WHAT YOU ARE ASKED TO DO
In the entries below, spot each line with the word "File" and copy it.
------------------------------------------------
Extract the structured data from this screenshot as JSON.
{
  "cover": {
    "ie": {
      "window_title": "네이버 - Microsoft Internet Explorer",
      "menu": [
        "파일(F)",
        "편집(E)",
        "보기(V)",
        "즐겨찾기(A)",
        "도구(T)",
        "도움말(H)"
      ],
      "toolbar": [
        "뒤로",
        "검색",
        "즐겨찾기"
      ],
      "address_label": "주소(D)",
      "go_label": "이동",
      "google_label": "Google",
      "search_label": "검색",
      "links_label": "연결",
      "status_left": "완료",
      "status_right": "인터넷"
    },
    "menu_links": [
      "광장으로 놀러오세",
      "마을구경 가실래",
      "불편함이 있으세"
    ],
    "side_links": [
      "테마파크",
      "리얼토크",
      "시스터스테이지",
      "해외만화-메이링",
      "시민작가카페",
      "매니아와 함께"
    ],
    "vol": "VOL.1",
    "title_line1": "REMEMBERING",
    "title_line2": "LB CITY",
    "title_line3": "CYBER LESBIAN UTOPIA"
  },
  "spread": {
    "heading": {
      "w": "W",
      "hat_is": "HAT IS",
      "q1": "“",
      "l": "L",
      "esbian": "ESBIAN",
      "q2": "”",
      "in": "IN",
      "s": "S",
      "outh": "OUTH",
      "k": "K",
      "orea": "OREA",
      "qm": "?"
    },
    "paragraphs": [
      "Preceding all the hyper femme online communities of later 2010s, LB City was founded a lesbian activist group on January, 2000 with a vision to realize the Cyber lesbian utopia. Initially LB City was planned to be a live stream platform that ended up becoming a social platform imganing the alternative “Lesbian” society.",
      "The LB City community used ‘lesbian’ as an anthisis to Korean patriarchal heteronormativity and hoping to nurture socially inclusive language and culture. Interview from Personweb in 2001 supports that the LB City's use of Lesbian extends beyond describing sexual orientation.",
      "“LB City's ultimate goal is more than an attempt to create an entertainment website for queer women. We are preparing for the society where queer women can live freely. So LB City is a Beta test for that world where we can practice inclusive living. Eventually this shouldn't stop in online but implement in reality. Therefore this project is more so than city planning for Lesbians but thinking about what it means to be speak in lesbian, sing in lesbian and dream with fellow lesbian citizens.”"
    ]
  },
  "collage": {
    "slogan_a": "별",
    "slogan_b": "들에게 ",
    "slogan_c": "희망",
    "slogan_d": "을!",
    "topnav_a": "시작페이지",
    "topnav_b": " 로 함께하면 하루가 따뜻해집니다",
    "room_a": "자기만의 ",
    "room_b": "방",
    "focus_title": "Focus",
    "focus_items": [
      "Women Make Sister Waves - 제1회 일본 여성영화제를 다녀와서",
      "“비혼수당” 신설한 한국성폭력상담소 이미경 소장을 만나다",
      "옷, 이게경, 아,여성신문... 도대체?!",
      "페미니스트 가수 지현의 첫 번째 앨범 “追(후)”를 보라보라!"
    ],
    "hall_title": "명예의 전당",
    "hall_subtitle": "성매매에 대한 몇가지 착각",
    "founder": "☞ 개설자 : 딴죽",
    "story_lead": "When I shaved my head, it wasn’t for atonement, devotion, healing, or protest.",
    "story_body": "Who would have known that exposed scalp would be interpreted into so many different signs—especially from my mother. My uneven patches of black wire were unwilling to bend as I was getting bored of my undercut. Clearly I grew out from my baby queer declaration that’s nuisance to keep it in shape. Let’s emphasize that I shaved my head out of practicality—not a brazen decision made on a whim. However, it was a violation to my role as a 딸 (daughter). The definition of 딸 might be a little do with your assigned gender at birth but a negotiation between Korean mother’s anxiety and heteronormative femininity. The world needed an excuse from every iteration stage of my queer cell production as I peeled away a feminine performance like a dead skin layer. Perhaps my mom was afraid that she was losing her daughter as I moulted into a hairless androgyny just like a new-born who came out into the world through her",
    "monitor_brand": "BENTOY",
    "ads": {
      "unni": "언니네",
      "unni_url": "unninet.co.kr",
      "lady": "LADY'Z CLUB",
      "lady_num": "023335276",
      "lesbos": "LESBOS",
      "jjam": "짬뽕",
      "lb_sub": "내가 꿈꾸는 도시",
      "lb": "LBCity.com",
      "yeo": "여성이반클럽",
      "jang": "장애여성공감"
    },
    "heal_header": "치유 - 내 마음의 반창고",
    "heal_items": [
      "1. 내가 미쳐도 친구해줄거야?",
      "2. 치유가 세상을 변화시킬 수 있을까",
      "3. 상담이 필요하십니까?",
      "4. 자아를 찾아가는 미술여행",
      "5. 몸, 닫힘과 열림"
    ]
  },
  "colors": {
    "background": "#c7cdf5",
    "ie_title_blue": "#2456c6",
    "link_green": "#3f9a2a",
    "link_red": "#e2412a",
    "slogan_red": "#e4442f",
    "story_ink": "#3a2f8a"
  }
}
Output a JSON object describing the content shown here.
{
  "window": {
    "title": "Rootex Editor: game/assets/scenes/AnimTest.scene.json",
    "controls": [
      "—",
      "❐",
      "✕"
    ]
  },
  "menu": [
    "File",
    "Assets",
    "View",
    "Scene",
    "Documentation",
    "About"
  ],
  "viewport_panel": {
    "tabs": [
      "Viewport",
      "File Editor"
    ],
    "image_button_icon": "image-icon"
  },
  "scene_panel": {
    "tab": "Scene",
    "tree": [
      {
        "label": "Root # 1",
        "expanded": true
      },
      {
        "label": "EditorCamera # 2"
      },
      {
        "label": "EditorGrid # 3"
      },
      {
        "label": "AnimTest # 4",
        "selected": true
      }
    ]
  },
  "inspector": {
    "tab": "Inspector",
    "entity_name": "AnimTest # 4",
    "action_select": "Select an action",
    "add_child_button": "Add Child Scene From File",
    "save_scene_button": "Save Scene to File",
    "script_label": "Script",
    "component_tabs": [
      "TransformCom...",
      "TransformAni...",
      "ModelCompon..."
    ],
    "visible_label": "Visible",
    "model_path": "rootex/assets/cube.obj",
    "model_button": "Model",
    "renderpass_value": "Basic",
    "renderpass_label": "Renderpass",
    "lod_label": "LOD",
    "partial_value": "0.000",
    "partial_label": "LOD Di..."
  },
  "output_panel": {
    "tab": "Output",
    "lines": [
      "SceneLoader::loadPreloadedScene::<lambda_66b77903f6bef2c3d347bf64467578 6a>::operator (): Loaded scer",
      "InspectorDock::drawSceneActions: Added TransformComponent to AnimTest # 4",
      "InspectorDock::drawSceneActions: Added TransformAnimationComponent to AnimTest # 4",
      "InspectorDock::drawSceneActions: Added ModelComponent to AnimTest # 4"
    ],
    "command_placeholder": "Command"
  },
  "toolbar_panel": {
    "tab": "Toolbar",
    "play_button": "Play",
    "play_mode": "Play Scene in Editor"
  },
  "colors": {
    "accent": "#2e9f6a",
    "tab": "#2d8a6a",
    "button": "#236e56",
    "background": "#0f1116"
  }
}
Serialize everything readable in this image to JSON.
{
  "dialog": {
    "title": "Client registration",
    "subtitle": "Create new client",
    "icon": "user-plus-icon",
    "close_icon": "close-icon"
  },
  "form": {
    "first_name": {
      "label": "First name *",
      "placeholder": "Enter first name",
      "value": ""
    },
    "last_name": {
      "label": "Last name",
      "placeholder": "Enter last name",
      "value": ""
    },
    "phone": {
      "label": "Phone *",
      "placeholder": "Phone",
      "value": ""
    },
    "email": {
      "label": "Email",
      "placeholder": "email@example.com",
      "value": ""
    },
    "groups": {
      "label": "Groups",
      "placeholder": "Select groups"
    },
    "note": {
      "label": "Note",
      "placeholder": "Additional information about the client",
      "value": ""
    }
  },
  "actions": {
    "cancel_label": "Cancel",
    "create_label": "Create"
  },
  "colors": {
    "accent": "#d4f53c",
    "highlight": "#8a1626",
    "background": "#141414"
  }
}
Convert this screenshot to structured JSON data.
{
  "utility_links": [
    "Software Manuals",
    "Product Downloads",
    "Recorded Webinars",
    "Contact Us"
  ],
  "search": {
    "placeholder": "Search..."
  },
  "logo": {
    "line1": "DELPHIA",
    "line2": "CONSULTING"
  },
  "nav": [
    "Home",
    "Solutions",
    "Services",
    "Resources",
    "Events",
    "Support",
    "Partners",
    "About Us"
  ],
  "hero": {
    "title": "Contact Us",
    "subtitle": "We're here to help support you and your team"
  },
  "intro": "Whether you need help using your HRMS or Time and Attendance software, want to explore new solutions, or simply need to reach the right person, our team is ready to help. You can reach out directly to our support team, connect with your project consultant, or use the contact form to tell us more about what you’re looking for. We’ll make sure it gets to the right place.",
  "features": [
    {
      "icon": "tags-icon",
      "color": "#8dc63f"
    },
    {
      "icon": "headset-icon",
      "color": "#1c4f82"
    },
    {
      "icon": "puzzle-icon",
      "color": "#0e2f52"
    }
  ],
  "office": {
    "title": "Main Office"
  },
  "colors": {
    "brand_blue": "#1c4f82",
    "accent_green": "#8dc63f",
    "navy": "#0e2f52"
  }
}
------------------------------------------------
SOLUTION TO THIS EXERCISE
    "File",
      "File Editor"
    "add_child_button": "Add Child Scene From File",
    "save_scene_button": "Save Scene to File",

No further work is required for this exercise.